But the new West Hollywood men's store Craft—which was founded by husband-and-wife team Pete Arbelaez and Rosa Diaz, formerly of Union (a bi-coastal streetwear shop)—seems to be ushering in a new era of coolness. A lifelong New Yorker, Pete's been living the easy life in Southern California for the past five years. But he became frustrated with a customer that he says "he had little in common with," and eventually it became apparent that Pete would have to take matters into his own hands and open his own place.

And so, accordingly, Craft's concept is based on Pete's own personal style—mixing tailored clothing with workwear, or, as he describes the store, "more of an expression of how I would like my closet to look."


The sparsely-filled space—which would make a great closet on any coast—stocks a strong combination of under-the-radar Japanese and American labels, with an emphasis on jeans (something sure to make SoCal denim-heads happy). Brands like Buzz Rickson (purveyor of super-accurate vintage denim reproductions), Sugar Cane (a top-notch Japanese selvage denim line that also incorporates other workwear-inspired clothes), and another Japanese favorite of mine, Left Field, who make a great button-down shirt. Craft was also able to secure a distribution deal (no doubt through its East Coast connections) to be one of the few shops in L.A. to stock the venerable New England shoe brand Alden.

For fall, the folks at Craft have a few more tricks up their sleeve. Labels like Nigel Cabourn (who recently designed an entire collection inspired by the famous mountaineer Sir Edmund Hillary), Lower East Side optician Sol Moscot, Japanese denim maker Kato, and a few other special lines will join Craft's already strong roster of stylish goods. Hopefully the airlines will relinquish the bag-check fees by the time I'm back in L.A.—it seems my empty-handed days are numbered.—michael williams

Craft: 513 North La Cienega Boulevard, Los Angeles, CA; 310-855-3976







Memo to the Partners

Friday  February 27, 2009


If you're on the market for gilded motorcycle helmets, antique staplers, or Marcel Proust wrapping paper, then Partners & Spade—the gallery/vintage store/studio that officially opened Wednesday night on New York’s Great Jones Street—is the spot for you. Partners & Spade is the branding consultancy started by Andy Spade (he of the ubiquitous Jack Spade bags) and Anthony Sperduti, the duo who most recently brought their old-school sensibility to bear on the J.Crew Liquor Store in the West Village. This new space will serve as their office during the week and as a gallery open to the public on weekends.

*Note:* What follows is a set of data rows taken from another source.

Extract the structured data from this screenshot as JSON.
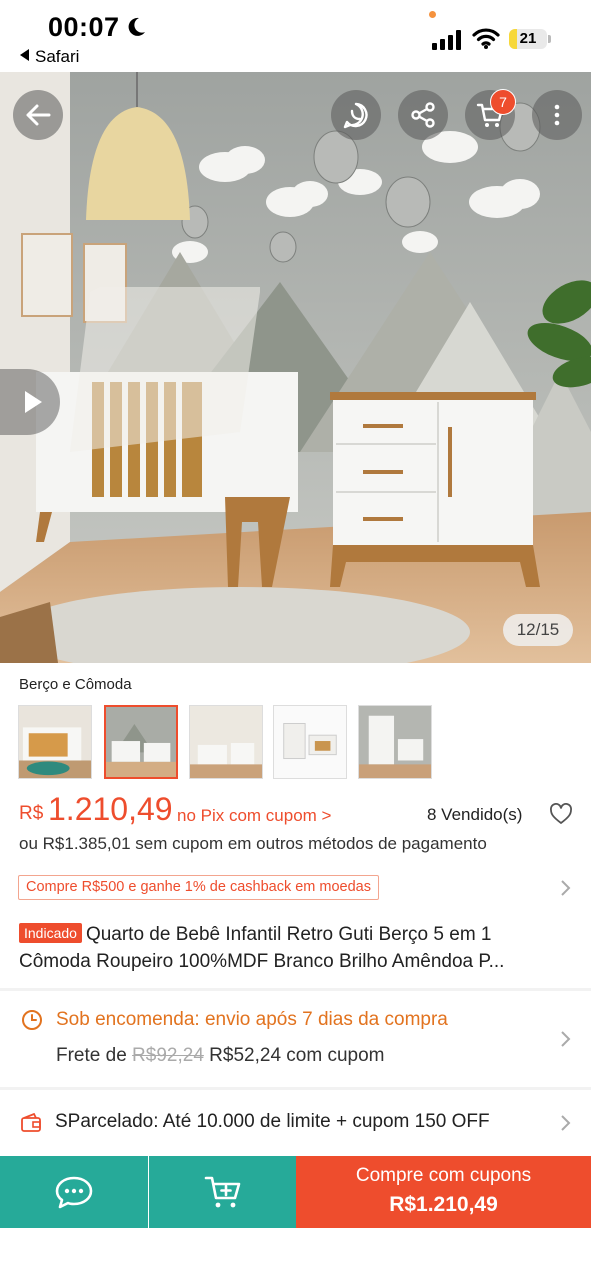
{
  "status_bar": {
    "time": "00:07",
    "back_app": "Safari",
    "battery": "21",
    "battery_level": 0.21,
    "icons": [
      "moon-icon",
      "signal-icon",
      "wifi-icon",
      "battery-icon"
    ]
  },
  "hero": {
    "counter": "12/15",
    "cart_badge": "7",
    "buttons": [
      "back-arrow-icon",
      "whatsapp-icon",
      "share-icon",
      "cart-icon",
      "more-icon"
    ]
  },
  "variation": {
    "label": "Berço e Cômoda",
    "thumbnails": 5,
    "selected_index": 1
  },
  "price": {
    "currency": "R$",
    "value": "1.210,49",
    "note": "no Pix com cupom >",
    "sold": "8 Vendido(s)",
    "alt_price": "ou R$1.385,01 sem cupom em outros métodos de pagamento",
    "cashback": "Compre R$500 e ganhe 1% de cashback em moedas"
  },
  "product": {
    "tag": "Indicado",
    "title_line1": "Quarto de Bebê Infantil Retro Guti Berço 5 em 1",
    "title_line2": "Cômoda Roupeiro 100%MDF Branco Brilho Amêndoa P..."
  },
  "shipping": {
    "title": "Sob encomenda: envio após 7 dias da compra",
    "label": "Frete de",
    "old_price": "R$92,24",
    "new_price": "R$52,24 com cupom"
  },
  "sparcelado": {
    "text": "SParcelado: Até 10.000 de limite + cupom 150 OFF"
  },
  "bottom_bar": {
    "buy_label": "Compre com cupons",
    "buy_price": "R$1.210,49"
  },
  "colors": {
    "accent": "#ee4d2d",
    "teal": "#26aa99",
    "shipping": "#e2731f"
  }
}
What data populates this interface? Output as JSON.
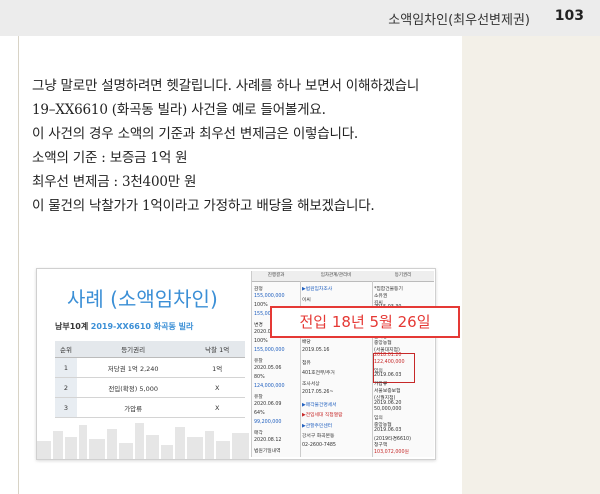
{
  "header": {
    "chapter": "소액임차인(최우선변제권)",
    "page_number": "103"
  },
  "body_lines": [
    "그냥 말로만 설명하려면 헷갈립니다. 사례를 하나 보면서 이해하겠습니",
    "19–XX6610 (화곡동 빌라) 사건을 예로 들어볼게요.",
    "이 사건의 경우 소액의 기준과 최우선 변제금은 이렇습니다.",
    "소액의 기준 : 보증금 1억 원",
    "최우선 변제금 : 3천400만 원",
    "이 물건의 낙찰가가 1억이라고 가정하고 배당을 해보겠습니다."
  ],
  "figure": {
    "title": "사례 (소액임차인)",
    "subtitle_prefix": "남부10계",
    "subtitle_case": "2019-XX6610 화곡동 빌라",
    "table": {
      "headers": [
        "순위",
        "등기권리",
        "낙찰 1억"
      ],
      "rows": [
        [
          "1",
          "저당권 1억 2,240",
          "1억"
        ],
        [
          "2",
          "전입(확정) 5,000",
          "X"
        ],
        [
          "3",
          "가압류",
          "X"
        ]
      ]
    },
    "doc": {
      "col_headers": [
        "진행결과",
        "임차관계/관리비",
        "등기권리"
      ],
      "col1": [
        "감정",
        "155,000,000",
        "100%",
        "155,000,000",
        "변경",
        "2020.04.01",
        "100%",
        "155,000,000",
        "유찰",
        "2020.05.06",
        "80%",
        "124,000,000",
        "유찰",
        "2020.06.09",
        "64%",
        "99,200,000",
        "매각",
        "2020.08.12",
        "법원기일내역"
      ],
      "col2": [
        "▶법원임차조사",
        "이씨",
        "전입",
        "2018.05.26",
        "확정",
        "배당",
        "2019.05.16",
        "점유",
        "401호전부/주거",
        "조사서상",
        "2017.05.26~",
        "▶매각물건명세서",
        "▶전입세대 직접열람",
        "▶관할주민센터",
        "강서구 화곡본동",
        "02-2600-7485"
      ],
      "col3": [
        "*집합건물등기",
        "소유권",
        "김씨",
        "2015.03.30",
        "전소유자:",
        "조씨",
        "매매(2015.03.05)",
        "근저당",
        "중앙농협",
        "(서울대지점)",
        "2018.01.20",
        "122,400,000",
        "임의",
        "2019.06.03",
        "가압류",
        "서울보증보험",
        "(신월지점)",
        "2019.06.20",
        "50,000,000",
        "임의",
        "중앙농협",
        "2019.06.03",
        "(2019타경6610)",
        "청구액",
        "103,072,000원"
      ]
    },
    "callout": "전입 18년 5월 26일"
  },
  "colors": {
    "accent_blue": "#3b8fd6",
    "callout_red": "#e53935",
    "sidebar": "#f3f0e8",
    "header": "#ececec"
  }
}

Despite the amount of stuff they’ve packed into the space (and stuff is exactly what it is), it manages to feel uncluttered. That's because everything is impeccably displayed, from a mounted technicolor bicycle to a rubber ball collection tucked away in a drawer to an aviary in the front window. (There's a sign assuring passers-by that the birds are happy and well cared for.) One of the sharpest displays was a glass case exhibiting Lehman Brothers schwag (golf hats, paper weights, a baby's onesie) as if they were artifacts from another time—which, of course, they are. In fact, the Lehman display was the only sign of the recession to be found last night. Most items for sale have price tags that only those with disposable income could realistically justify: antique globes for $650; 18th century nature books for $25,000. Even the moderately priced first-edition books and prints can't be an easy sell right now. "We planned the space a year ago," Sperduti acknowledged on Wednesday night. "Who the fuck knew what was going to happen?"

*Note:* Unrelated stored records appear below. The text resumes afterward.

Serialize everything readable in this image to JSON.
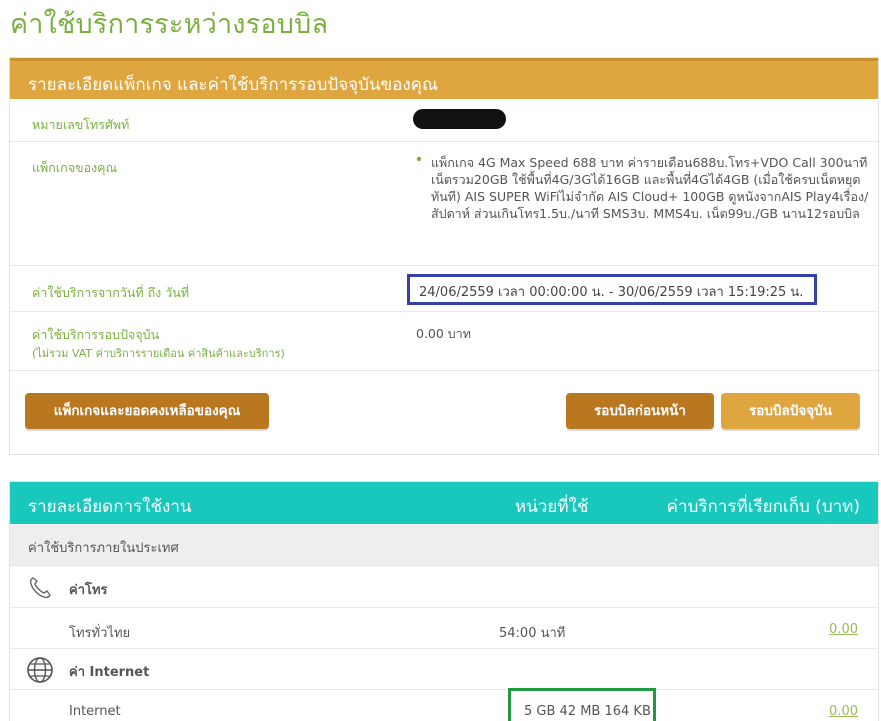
{
  "page": {
    "title": "ค่าใช้บริการระหว่างรอบบิล"
  },
  "package_panel": {
    "header": "รายละเอียดแพ็กเกจ และค่าใช้บริการรอบปัจจุบันของคุณ",
    "rows": {
      "phone": {
        "label": "หมายเลขโทรศัพท์"
      },
      "package": {
        "label": "แพ็กเกจของคุณ",
        "value": "แพ็กเกจ 4G Max Speed 688 บาท ค่ารายเดือน688บ.โทร+VDO Call 300นาที เน็ตรวม20GB ใช้พื้นที่4G/3Gได้16GB และพื้นที่4Gได้4GB (เมื่อใช้ครบเน็ตหยุดทันที) AIS SUPER WiFiไม่จำกัด AIS Cloud+ 100GB ดูหนังจากAIS Play4เรื่อง/สัปดาห์ ส่วนเกินโทร1.5บ./นาที SMS3บ. MMS4บ. เน็ต99บ./GB นาน12รอบบิล"
      },
      "period": {
        "label": "ค่าใช้บริการจากวันที่ ถึง วันที่",
        "value": "24/06/2559 เวลา 00:00:00 น. - 30/06/2559 เวลา 15:19:25 น."
      },
      "current": {
        "label": "ค่าใช้บริการรอบปัจจุบัน",
        "sublabel": "(ไม่รวม VAT ค่าบริการรายเดือน ค่าสินค้าและบริการ)",
        "value": "0.00 บาท"
      }
    },
    "buttons": {
      "package_balance": "แพ็กเกจและยอดคงเหลือของคุณ",
      "previous_bill": "รอบบิลก่อนหน้า",
      "current_bill": "รอบบิลปัจจุบัน"
    }
  },
  "usage_panel": {
    "header": {
      "detail": "รายละเอียดการใช้งาน",
      "units": "หน่วยที่ใช้",
      "fee": "ค่าบริการที่เรียกเก็บ (บาท)"
    },
    "category": "ค่าใช้บริการภายในประเทศ",
    "sections": [
      {
        "label": "ค่าโทร",
        "icon": "phone-icon",
        "items": [
          {
            "label": "โทรทั่วไทย",
            "units": "54:00 นาที",
            "fee": "0.00"
          }
        ]
      },
      {
        "label": "ค่า Internet",
        "icon": "globe-icon",
        "items": [
          {
            "label": "Internet",
            "units": "5 GB 42 MB 164 KB",
            "fee": "0.00"
          }
        ]
      }
    ]
  },
  "colors": {
    "title_green": "#7ab040",
    "gold_header": "#dfa640",
    "dark_gold_button": "#b9771f",
    "teal_header": "#19c8bd",
    "highlight_blue": "#3640a8",
    "highlight_green": "#1f9a3e"
  }
}
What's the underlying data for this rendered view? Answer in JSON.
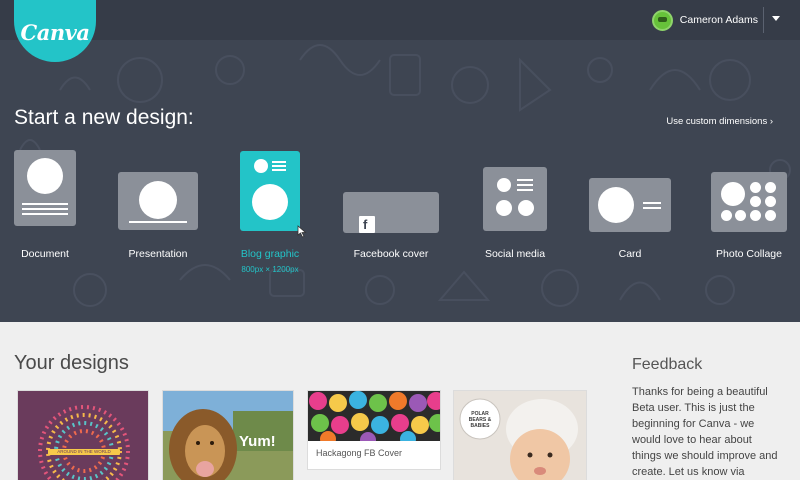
{
  "brand": {
    "logo_text": "Canva",
    "accent": "#23c4c8"
  },
  "user": {
    "name": "Cameron Adams",
    "avatar_icon": "avatar-icon",
    "menu_icon": "caret-down-icon"
  },
  "start": {
    "title": "Start a new design:",
    "custom_link": "Use custom dimensions ›",
    "types": [
      {
        "label": "Document",
        "icon": "document-icon"
      },
      {
        "label": "Presentation",
        "icon": "presentation-icon"
      },
      {
        "label": "Blog graphic",
        "icon": "blog-graphic-icon",
        "selected": true,
        "dimensions": "800px × 1200px"
      },
      {
        "label": "Facebook cover",
        "icon": "facebook-cover-icon"
      },
      {
        "label": "Social media",
        "icon": "social-media-icon"
      },
      {
        "label": "Card",
        "icon": "card-icon"
      },
      {
        "label": "Photo Collage",
        "icon": "photo-collage-icon"
      }
    ]
  },
  "designs": {
    "title": "Your designs",
    "items": [
      {
        "title": "",
        "text": "AROUND IN THE WORLD"
      },
      {
        "title": "",
        "text": "Yum!"
      },
      {
        "title": "Hackagong FB Cover",
        "text": ""
      },
      {
        "title": "",
        "text": "POLAR BEARS & BABIES"
      }
    ]
  },
  "feedback": {
    "title": "Feedback",
    "text": "Thanks for being a beautiful Beta user. This is just the beginning for Canva - we would love to hear about things we should improve and create. Let us know via"
  }
}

At the launch party, girls with bangs and high-waisted skirts lined up to have their auras photographed, giving the place the feel of a hipster bar mitzvah. Adults opened and closed drawers and touched the exhibits much as kids would at a children's museum. Do you need any of this stuff? No. But is it fun to look at? Well, yeah. Partners & Spade feels like a curated and better-lit version of your grandparents' attic. Someone's already dusted and labeled and gotten rid of the junk; what's left is to marvel.—sarah goldstein

Partners & Spade, 40 Great Jones Street, New York, NY;